=== MATERIAL FOR THIS TASK ===

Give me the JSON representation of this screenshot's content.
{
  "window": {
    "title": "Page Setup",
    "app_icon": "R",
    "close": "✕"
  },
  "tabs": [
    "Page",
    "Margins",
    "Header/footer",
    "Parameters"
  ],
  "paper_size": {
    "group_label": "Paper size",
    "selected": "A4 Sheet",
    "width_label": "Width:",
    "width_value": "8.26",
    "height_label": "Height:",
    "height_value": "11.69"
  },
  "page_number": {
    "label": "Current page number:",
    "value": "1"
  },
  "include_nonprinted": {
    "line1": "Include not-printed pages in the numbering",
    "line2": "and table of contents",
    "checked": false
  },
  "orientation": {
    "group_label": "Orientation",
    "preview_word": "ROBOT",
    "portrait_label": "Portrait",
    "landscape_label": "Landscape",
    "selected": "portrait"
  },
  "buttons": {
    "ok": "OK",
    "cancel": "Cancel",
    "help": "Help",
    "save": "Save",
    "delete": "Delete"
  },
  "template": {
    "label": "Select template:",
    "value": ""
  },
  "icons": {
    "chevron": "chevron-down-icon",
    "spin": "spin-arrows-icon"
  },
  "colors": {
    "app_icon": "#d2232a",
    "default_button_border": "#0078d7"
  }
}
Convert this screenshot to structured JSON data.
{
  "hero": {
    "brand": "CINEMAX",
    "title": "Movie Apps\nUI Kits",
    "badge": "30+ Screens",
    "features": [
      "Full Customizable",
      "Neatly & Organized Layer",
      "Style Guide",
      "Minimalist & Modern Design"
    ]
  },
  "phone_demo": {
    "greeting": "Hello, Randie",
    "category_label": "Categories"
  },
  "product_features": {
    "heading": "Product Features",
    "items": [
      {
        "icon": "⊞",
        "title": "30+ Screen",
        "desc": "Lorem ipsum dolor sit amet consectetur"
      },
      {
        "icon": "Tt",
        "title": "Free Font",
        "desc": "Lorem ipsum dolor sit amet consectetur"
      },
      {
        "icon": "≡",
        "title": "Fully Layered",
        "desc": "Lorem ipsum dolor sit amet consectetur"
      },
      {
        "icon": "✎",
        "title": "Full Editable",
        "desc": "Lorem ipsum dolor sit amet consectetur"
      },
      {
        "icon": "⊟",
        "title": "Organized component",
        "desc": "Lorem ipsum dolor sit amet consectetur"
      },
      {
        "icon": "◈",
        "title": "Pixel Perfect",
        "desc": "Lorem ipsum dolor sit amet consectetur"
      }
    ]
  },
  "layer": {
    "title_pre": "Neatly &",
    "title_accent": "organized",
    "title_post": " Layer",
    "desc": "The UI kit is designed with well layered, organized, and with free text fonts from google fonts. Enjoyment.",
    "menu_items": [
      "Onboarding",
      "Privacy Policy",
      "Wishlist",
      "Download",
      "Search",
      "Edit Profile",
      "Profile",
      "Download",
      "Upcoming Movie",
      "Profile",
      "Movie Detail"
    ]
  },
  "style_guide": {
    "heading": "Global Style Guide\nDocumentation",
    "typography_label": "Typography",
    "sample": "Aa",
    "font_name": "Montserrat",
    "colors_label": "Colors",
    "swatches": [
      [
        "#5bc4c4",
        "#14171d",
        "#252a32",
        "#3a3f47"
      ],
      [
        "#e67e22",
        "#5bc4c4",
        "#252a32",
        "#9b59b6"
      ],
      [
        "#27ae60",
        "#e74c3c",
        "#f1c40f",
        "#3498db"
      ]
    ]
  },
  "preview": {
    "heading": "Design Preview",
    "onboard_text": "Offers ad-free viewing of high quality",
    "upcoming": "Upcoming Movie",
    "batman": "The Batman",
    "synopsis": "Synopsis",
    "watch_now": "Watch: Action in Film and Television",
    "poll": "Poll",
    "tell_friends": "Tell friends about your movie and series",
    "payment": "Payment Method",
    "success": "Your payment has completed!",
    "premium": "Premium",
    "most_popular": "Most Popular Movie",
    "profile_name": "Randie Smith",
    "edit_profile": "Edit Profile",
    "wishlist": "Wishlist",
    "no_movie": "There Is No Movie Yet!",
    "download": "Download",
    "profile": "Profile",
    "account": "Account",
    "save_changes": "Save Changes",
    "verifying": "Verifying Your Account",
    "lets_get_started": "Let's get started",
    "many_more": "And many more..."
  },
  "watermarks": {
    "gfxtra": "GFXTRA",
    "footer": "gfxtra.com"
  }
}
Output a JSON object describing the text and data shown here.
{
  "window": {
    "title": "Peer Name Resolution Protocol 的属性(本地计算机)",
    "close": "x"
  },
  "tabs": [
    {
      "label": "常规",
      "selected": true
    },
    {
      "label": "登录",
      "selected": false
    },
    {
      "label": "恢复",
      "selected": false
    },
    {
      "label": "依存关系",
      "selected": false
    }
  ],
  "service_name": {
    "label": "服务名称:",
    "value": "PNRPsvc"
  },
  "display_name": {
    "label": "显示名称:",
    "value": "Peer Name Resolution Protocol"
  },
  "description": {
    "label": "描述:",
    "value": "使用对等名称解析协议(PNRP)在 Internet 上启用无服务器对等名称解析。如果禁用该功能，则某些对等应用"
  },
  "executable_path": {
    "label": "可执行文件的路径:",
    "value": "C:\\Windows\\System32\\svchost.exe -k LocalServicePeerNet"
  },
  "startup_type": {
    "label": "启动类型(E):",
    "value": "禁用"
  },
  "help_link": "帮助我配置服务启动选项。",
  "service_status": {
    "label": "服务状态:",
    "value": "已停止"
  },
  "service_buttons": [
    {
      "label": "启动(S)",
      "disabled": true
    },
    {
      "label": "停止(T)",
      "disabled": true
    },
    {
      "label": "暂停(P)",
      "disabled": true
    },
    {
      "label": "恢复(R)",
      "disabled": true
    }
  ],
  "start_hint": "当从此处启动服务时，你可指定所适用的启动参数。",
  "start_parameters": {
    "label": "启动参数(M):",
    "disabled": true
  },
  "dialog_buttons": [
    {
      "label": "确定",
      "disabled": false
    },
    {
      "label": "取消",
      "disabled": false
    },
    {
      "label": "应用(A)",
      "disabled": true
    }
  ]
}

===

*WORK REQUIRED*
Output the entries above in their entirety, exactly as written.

*ANSWER FOR THE TASK*
Give me the JSON representation of this screenshot's content.
{
  "window": {
    "title": "Page Setup",
    "app_icon": "R",
    "close": "✕"
  },
  "tabs": [
    "Page",
    "Margins",
    "Header/footer",
    "Parameters"
  ],
  "paper_size": {
    "group_label": "Paper size",
    "selected": "A4 Sheet",
    "width_label": "Width:",
    "width_value": "8.26",
    "height_label": "Height:",
    "height_value": "11.69"
  },
  "page_number": {
    "label": "Current page number:",
    "value": "1"
  },
  "include_nonprinted": {
    "line1": "Include not-printed pages in the numbering",
    "line2": "and table of contents",
    "checked": false
  },
  "orientation": {
    "group_label": "Orientation",
    "preview_word": "ROBOT",
    "portrait_label": "Portrait",
    "landscape_label": "Landscape",
    "selected": "portrait"
  },
  "buttons": {
    "ok": "OK",
    "cancel": "Cancel",
    "help": "Help",
    "save": "Save",
    "delete": "Delete"
  },
  "template": {
    "label": "Select template:",
    "value": ""
  },
  "icons": {
    "chevron": "chevron-down-icon",
    "spin": "spin-arrows-icon"
  },
  "colors": {
    "app_icon": "#d2232a",
    "default_button_border": "#0078d7"
  }
}
Convert this screenshot to structured JSON data.
{
  "hero": {
    "brand": "CINEMAX",
    "title": "Movie Apps\nUI Kits",
    "badge": "30+ Screens",
    "features": [
      "Full Customizable",
      "Neatly & Organized Layer",
      "Style Guide",
      "Minimalist & Modern Design"
    ]
  },
  "phone_demo": {
    "greeting": "Hello, Randie",
    "category_label": "Categories"
  },
  "product_features": {
    "heading": "Product Features",
    "items": [
      {
        "icon": "⊞",
        "title": "30+ Screen",
        "desc": "Lorem ipsum dolor sit amet consectetur"
      },
      {
        "icon": "Tt",
        "title": "Free Font",
        "desc": "Lorem ipsum dolor sit amet consectetur"
      },
      {
        "icon": "≡",
        "title": "Fully Layered",
        "desc": "Lorem ipsum dolor sit amet consectetur"
      },
      {
        "icon": "✎",
        "title": "Full Editable",
        "desc": "Lorem ipsum dolor sit amet consectetur"
      },
      {
        "icon": "⊟",
        "title": "Organized component",
        "desc": "Lorem ipsum dolor sit amet consectetur"
      },
      {
        "icon": "◈",
        "title": "Pixel Perfect",
        "desc": "Lorem ipsum dolor sit amet consectetur"
      }
    ]
  },
  "layer": {
    "title_pre": "Neatly &",
    "title_accent": "organized",
    "title_post": " Layer",
    "desc": "The UI kit is designed with well layered, organized, and with free text fonts from google fonts. Enjoyment.",
    "menu_items": [
      "Onboarding",
      "Privacy Policy",
      "Wishlist",
      "Download",
      "Search",
      "Edit Profile",
      "Profile",
      "Download",
      "Upcoming Movie",
      "Profile",
      "Movie Detail"
    ]
  },
  "style_guide": {
    "heading": "Global Style Guide\nDocumentation",
    "typography_label": "Typography",
    "sample": "Aa",
    "font_name": "Montserrat",
    "colors_label": "Colors",
    "swatches": [
      [
        "#5bc4c4",
        "#14171d",
        "#252a32",
        "#3a3f47"
      ],
      [
        "#e67e22",
        "#5bc4c4",
        "#252a32",
        "#9b59b6"
      ],
      [
        "#27ae60",
        "#e74c3c",
        "#f1c40f",
        "#3498db"
      ]
    ]
  },
  "preview": {
    "heading": "Design Preview",
    "onboard_text": "Offers ad-free viewing of high quality",
    "upcoming": "Upcoming Movie",
    "batman": "The Batman",
    "synopsis": "Synopsis",
    "watch_now": "Watch: Action in Film and Television",
    "poll": "Poll",
    "tell_friends": "Tell friends about your movie and series",
    "payment": "Payment Method",
    "success": "Your payment has completed!",
    "premium": "Premium",
    "most_popular": "Most Popular Movie",
    "profile_name": "Randie Smith",
    "edit_profile": "Edit Profile",
    "wishlist": "Wishlist",
    "no_movie": "There Is No Movie Yet!",
    "download": "Download",
    "profile": "Profile",
    "account": "Account",
    "save_changes": "Save Changes",
    "verifying": "Verifying Your Account",
    "lets_get_started": "Let's get started",
    "many_more": "And many more..."
  },
  "watermarks": {
    "gfxtra": "GFXTRA",
    "footer": "gfxtra.com"
  }
}
Output a JSON object describing the text and data shown here.
{
  "window": {
    "title": "Peer Name Resolution Protocol 的属性(本地计算机)",
    "close": "x"
  },
  "tabs": [
    {
      "label": "常规",
      "selected": true
    },
    {
      "label": "登录",
      "selected": false
    },
    {
      "label": "恢复",
      "selected": false
    },
    {
      "label": "依存关系",
      "selected": false
    }
  ],
  "service_name": {
    "label": "服务名称:",
    "value": "PNRPsvc"
  },
  "display_name": {
    "label": "显示名称:",
    "value": "Peer Name Resolution Protocol"
  },
  "description": {
    "label": "描述:",
    "value": "使用对等名称解析协议(PNRP)在 Internet 上启用无服务器对等名称解析。如果禁用该功能，则某些对等应用"
  },
  "executable_path": {
    "label": "可执行文件的路径:",
    "value": "C:\\Windows\\System32\\svchost.exe -k LocalServicePeerNet"
  },
  "startup_type": {
    "label": "启动类型(E):",
    "value": "禁用"
  },
  "help_link": "帮助我配置服务启动选项。",
  "service_status": {
    "label": "服务状态:",
    "value": "已停止"
  },
  "service_buttons": [
    {
      "label": "启动(S)",
      "disabled": true
    },
    {
      "label": "停止(T)",
      "disabled": true
    },
    {
      "label": "暂停(P)",
      "disabled": true
    },
    {
      "label": "恢复(R)",
      "disabled": true
    }
  ],
  "start_hint": "当从此处启动服务时，你可指定所适用的启动参数。",
  "start_parameters": {
    "label": "启动参数(M):",
    "disabled": true
  },
  "dialog_buttons": [
    {
      "label": "确定",
      "disabled": false
    },
    {
      "label": "取消",
      "disabled": false
    },
    {
      "label": "应用(A)",
      "disabled": true
    }
  ]
}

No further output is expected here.